BEGIN EXTRACTED DATA
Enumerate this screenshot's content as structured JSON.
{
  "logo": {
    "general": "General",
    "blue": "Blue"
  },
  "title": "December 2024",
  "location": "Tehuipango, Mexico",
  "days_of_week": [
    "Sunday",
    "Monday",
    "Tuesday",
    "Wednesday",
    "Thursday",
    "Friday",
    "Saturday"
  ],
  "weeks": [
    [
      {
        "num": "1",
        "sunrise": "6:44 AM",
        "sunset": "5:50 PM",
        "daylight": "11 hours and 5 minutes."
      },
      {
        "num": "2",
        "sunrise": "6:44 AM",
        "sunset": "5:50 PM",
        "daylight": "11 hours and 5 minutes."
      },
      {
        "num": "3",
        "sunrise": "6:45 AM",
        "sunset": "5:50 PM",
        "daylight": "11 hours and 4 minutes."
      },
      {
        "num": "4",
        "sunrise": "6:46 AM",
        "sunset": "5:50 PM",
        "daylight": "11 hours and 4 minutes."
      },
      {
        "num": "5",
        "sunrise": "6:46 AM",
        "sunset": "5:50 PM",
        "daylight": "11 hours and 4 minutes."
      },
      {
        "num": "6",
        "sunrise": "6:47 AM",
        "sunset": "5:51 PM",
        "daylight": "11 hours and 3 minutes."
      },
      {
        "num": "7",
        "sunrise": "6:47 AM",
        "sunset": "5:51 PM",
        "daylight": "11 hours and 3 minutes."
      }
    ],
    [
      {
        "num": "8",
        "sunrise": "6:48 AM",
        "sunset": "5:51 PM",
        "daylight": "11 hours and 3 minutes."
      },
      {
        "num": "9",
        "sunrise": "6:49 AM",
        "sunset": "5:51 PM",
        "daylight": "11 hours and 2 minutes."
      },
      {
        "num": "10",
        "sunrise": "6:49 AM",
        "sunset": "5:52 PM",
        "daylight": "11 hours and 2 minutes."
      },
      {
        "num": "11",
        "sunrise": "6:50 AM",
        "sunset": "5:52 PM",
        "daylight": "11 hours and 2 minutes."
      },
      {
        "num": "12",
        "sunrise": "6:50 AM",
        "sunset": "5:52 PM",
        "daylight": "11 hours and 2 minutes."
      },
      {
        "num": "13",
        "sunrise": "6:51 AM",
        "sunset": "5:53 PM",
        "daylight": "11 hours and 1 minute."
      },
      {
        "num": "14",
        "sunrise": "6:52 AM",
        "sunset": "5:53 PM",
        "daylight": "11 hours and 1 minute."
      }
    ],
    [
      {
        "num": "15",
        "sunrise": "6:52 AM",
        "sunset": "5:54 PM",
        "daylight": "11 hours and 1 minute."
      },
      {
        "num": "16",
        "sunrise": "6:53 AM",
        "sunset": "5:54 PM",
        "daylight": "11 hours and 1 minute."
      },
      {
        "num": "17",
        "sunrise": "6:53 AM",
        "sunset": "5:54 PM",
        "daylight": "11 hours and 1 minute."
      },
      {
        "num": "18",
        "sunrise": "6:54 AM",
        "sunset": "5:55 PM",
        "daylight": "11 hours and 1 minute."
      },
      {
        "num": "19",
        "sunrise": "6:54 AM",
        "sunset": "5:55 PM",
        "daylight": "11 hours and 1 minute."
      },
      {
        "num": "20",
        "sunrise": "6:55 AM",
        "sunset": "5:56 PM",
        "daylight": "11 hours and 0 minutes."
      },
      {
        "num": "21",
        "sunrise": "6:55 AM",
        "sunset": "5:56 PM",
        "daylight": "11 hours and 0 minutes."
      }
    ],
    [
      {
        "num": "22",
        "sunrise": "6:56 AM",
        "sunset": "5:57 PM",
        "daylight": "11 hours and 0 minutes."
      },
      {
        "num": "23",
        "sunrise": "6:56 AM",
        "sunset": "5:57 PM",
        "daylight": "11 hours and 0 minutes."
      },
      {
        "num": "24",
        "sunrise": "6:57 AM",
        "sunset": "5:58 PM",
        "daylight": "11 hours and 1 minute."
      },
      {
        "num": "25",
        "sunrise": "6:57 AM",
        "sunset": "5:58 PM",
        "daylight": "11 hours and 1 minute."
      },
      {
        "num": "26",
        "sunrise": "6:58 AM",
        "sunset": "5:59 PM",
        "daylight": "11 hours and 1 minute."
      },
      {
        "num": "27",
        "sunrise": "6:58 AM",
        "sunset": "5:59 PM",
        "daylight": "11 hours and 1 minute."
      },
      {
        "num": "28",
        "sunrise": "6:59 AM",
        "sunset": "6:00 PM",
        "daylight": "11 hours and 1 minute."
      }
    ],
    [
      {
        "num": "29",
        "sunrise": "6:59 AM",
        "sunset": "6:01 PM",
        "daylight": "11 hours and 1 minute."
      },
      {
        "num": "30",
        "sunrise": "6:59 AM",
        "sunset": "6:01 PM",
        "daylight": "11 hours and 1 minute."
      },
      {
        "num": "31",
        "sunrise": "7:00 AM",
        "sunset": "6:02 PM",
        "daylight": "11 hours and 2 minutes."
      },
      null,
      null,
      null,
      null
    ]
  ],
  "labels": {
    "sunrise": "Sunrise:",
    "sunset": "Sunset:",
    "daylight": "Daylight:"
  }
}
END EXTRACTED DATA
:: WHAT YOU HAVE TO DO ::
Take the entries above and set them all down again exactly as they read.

:: ANSWER BOX ::
Enumerate this screenshot's content as structured JSON.
{
  "logo": {
    "general": "General",
    "blue": "Blue"
  },
  "title": "December 2024",
  "location": "Tehuipango, Mexico",
  "days_of_week": [
    "Sunday",
    "Monday",
    "Tuesday",
    "Wednesday",
    "Thursday",
    "Friday",
    "Saturday"
  ],
  "weeks": [
    [
      {
        "num": "1",
        "sunrise": "6:44 AM",
        "sunset": "5:50 PM",
        "daylight": "11 hours and 5 minutes."
      },
      {
        "num": "2",
        "sunrise": "6:44 AM",
        "sunset": "5:50 PM",
        "daylight": "11 hours and 5 minutes."
      },
      {
        "num": "3",
        "sunrise": "6:45 AM",
        "sunset": "5:50 PM",
        "daylight": "11 hours and 4 minutes."
      },
      {
        "num": "4",
        "sunrise": "6:46 AM",
        "sunset": "5:50 PM",
        "daylight": "11 hours and 4 minutes."
      },
      {
        "num": "5",
        "sunrise": "6:46 AM",
        "sunset": "5:50 PM",
        "daylight": "11 hours and 4 minutes."
      },
      {
        "num": "6",
        "sunrise": "6:47 AM",
        "sunset": "5:51 PM",
        "daylight": "11 hours and 3 minutes."
      },
      {
        "num": "7",
        "sunrise": "6:47 AM",
        "sunset": "5:51 PM",
        "daylight": "11 hours and 3 minutes."
      }
    ],
    [
      {
        "num": "8",
        "sunrise": "6:48 AM",
        "sunset": "5:51 PM",
        "daylight": "11 hours and 3 minutes."
      },
      {
        "num": "9",
        "sunrise": "6:49 AM",
        "sunset": "5:51 PM",
        "daylight": "11 hours and 2 minutes."
      },
      {
        "num": "10",
        "sunrise": "6:49 AM",
        "sunset": "5:52 PM",
        "daylight": "11 hours and 2 minutes."
      },
      {
        "num": "11",
        "sunrise": "6:50 AM",
        "sunset": "5:52 PM",
        "daylight": "11 hours and 2 minutes."
      },
      {
        "num": "12",
        "sunrise": "6:50 AM",
        "sunset": "5:52 PM",
        "daylight": "11 hours and 2 minutes."
      },
      {
        "num": "13",
        "sunrise": "6:51 AM",
        "sunset": "5:53 PM",
        "daylight": "11 hours and 1 minute."
      },
      {
        "num": "14",
        "sunrise": "6:52 AM",
        "sunset": "5:53 PM",
        "daylight": "11 hours and 1 minute."
      }
    ],
    [
      {
        "num": "15",
        "sunrise": "6:52 AM",
        "sunset": "5:54 PM",
        "daylight": "11 hours and 1 minute."
      },
      {
        "num": "16",
        "sunrise": "6:53 AM",
        "sunset": "5:54 PM",
        "daylight": "11 hours and 1 minute."
      },
      {
        "num": "17",
        "sunrise": "6:53 AM",
        "sunset": "5:54 PM",
        "daylight": "11 hours and 1 minute."
      },
      {
        "num": "18",
        "sunrise": "6:54 AM",
        "sunset": "5:55 PM",
        "daylight": "11 hours and 1 minute."
      },
      {
        "num": "19",
        "sunrise": "6:54 AM",
        "sunset": "5:55 PM",
        "daylight": "11 hours and 1 minute."
      },
      {
        "num": "20",
        "sunrise": "6:55 AM",
        "sunset": "5:56 PM",
        "daylight": "11 hours and 0 minutes."
      },
      {
        "num": "21",
        "sunrise": "6:55 AM",
        "sunset": "5:56 PM",
        "daylight": "11 hours and 0 minutes."
      }
    ],
    [
      {
        "num": "22",
        "sunrise": "6:56 AM",
        "sunset": "5:57 PM",
        "daylight": "11 hours and 0 minutes."
      },
      {
        "num": "23",
        "sunrise": "6:56 AM",
        "sunset": "5:57 PM",
        "daylight": "11 hours and 0 minutes."
      },
      {
        "num": "24",
        "sunrise": "6:57 AM",
        "sunset": "5:58 PM",
        "daylight": "11 hours and 1 minute."
      },
      {
        "num": "25",
        "sunrise": "6:57 AM",
        "sunset": "5:58 PM",
        "daylight": "11 hours and 1 minute."
      },
      {
        "num": "26",
        "sunrise": "6:58 AM",
        "sunset": "5:59 PM",
        "daylight": "11 hours and 1 minute."
      },
      {
        "num": "27",
        "sunrise": "6:58 AM",
        "sunset": "5:59 PM",
        "daylight": "11 hours and 1 minute."
      },
      {
        "num": "28",
        "sunrise": "6:59 AM",
        "sunset": "6:00 PM",
        "daylight": "11 hours and 1 minute."
      }
    ],
    [
      {
        "num": "29",
        "sunrise": "6:59 AM",
        "sunset": "6:01 PM",
        "daylight": "11 hours and 1 minute."
      },
      {
        "num": "30",
        "sunrise": "6:59 AM",
        "sunset": "6:01 PM",
        "daylight": "11 hours and 1 minute."
      },
      {
        "num": "31",
        "sunrise": "7:00 AM",
        "sunset": "6:02 PM",
        "daylight": "11 hours and 2 minutes."
      },
      null,
      null,
      null,
      null
    ]
  ],
  "labels": {
    "sunrise": "Sunrise:",
    "sunset": "Sunset:",
    "daylight": "Daylight:"
  }
}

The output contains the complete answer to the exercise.